One night, a young man insists on repairing the dangerously unstable pushcart of a tough aging woman who wanders the outskirts of New York in search of dumped bottles and cans.
FLAT TIRE is a simple quiet story of three people trying to get by. One of them, the only man in the story, tries to be heroic to no avail. The story is told from a distance, no sentimentality, and no judgement, using the simplest metaphors possible.
The reading depends on the viewer’s attitude and preoccupations. If you see it as a commentary on the Parable of the Good Samaritan, you’ll remember those elements. Someone else might see it from the social angle, or as an absurd story. At the most basic level FLAT TIRE reveals how a young man betrays his insecurity by constructing himself in a dramatic fashion as the man-of-action hero.
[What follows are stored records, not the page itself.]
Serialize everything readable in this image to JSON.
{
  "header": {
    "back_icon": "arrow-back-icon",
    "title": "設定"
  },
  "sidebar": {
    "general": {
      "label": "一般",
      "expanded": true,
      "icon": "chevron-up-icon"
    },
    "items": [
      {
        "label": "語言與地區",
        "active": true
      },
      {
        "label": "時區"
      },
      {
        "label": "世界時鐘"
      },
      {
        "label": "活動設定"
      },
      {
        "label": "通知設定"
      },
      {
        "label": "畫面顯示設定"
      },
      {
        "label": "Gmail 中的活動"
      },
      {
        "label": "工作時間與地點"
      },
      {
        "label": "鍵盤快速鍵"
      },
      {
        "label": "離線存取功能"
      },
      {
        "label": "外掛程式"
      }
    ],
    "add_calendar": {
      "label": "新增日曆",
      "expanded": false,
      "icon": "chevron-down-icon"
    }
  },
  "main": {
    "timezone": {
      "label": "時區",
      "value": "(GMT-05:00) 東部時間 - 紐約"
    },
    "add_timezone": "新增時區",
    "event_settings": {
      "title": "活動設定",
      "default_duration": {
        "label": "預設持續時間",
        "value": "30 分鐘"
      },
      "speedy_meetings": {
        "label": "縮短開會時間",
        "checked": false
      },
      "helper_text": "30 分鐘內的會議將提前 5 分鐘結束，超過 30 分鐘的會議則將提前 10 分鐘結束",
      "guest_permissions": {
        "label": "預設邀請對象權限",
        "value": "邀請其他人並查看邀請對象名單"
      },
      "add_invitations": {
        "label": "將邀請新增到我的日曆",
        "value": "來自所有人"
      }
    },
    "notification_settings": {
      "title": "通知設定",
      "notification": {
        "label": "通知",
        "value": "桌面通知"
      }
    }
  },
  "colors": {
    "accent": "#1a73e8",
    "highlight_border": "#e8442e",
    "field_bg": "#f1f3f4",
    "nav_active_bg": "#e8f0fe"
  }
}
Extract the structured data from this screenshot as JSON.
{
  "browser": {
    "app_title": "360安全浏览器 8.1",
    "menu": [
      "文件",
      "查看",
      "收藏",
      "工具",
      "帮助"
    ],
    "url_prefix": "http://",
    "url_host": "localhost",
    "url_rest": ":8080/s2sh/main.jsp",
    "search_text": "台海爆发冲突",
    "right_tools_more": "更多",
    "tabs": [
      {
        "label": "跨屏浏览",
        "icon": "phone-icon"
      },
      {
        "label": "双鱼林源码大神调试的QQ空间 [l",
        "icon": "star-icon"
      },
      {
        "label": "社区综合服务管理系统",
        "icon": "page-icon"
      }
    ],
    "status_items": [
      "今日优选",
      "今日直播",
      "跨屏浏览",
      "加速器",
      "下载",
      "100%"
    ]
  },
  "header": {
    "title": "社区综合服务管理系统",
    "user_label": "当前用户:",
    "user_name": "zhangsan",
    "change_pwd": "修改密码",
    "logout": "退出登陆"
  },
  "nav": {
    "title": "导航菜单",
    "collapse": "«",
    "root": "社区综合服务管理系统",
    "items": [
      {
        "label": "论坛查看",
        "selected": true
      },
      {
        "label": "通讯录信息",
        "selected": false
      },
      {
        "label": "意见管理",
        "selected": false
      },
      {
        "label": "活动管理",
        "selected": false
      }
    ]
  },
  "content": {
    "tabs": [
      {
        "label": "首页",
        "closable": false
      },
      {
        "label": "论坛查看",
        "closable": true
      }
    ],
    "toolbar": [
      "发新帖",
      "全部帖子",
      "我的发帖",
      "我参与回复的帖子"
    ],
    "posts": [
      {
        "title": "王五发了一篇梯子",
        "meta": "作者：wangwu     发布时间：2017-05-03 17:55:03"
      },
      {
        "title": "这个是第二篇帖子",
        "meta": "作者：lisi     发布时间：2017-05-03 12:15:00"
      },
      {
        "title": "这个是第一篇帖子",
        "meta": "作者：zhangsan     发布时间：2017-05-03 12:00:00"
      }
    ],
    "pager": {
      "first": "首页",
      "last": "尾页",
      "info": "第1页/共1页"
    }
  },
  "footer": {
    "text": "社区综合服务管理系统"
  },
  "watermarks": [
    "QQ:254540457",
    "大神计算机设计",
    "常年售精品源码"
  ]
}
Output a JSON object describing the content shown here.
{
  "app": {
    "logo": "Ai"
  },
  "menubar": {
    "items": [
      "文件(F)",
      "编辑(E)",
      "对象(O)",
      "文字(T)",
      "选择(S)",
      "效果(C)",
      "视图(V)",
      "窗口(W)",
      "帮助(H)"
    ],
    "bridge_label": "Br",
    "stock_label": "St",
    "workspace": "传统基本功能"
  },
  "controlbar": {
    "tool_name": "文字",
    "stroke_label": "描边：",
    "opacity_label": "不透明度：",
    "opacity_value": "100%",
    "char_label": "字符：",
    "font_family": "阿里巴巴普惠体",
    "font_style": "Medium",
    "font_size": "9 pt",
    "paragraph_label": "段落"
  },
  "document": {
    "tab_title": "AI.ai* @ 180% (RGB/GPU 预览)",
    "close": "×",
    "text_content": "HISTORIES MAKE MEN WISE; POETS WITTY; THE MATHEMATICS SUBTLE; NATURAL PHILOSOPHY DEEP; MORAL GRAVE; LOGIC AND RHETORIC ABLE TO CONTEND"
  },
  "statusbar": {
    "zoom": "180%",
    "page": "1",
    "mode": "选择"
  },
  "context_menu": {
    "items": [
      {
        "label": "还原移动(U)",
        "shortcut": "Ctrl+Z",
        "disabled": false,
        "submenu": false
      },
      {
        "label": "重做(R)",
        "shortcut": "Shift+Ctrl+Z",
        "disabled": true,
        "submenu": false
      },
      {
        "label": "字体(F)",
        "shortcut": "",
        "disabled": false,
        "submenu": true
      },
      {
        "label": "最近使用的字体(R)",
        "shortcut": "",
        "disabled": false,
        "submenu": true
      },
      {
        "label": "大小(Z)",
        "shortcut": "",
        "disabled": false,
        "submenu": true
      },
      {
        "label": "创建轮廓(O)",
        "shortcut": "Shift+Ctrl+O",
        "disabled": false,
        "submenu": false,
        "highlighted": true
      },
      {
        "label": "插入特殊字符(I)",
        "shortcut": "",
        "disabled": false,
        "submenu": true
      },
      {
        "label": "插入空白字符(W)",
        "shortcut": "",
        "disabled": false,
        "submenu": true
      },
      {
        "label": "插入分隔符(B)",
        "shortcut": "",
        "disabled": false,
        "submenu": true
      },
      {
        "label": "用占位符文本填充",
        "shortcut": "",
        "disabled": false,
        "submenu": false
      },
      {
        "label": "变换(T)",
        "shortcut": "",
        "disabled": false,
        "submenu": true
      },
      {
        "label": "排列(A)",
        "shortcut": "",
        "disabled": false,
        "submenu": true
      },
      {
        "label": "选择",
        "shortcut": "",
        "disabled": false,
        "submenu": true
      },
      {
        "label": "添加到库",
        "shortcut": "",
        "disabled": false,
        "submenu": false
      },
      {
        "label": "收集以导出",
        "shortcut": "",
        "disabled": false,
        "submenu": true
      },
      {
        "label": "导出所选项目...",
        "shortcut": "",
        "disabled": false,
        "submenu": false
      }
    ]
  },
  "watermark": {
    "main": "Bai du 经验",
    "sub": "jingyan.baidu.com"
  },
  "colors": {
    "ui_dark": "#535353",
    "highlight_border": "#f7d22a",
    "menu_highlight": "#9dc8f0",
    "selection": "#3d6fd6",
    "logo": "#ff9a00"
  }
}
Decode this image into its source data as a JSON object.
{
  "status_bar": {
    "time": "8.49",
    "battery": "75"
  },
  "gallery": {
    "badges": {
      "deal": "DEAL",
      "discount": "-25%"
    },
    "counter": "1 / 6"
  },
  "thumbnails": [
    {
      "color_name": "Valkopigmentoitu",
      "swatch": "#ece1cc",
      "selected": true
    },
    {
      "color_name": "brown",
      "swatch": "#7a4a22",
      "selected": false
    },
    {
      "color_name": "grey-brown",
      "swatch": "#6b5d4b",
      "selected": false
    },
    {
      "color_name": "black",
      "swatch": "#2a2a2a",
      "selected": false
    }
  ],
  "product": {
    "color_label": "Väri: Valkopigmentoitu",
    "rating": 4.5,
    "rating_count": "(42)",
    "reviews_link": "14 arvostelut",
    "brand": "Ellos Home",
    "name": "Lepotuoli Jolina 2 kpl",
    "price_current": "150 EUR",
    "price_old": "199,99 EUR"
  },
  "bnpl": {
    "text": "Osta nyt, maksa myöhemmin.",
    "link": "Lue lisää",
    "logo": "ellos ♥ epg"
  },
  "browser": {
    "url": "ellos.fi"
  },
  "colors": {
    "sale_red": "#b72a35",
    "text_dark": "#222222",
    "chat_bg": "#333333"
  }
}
When Dylan and his girlfriend Desirée willfully miss his mother’s poetry reading, Diane reads a soon-to-be self-published poem called ‘Gypsy Bitch’ scorning Desirée, leading to a paranormal ‘girlfriend-meets-mom’ scenario.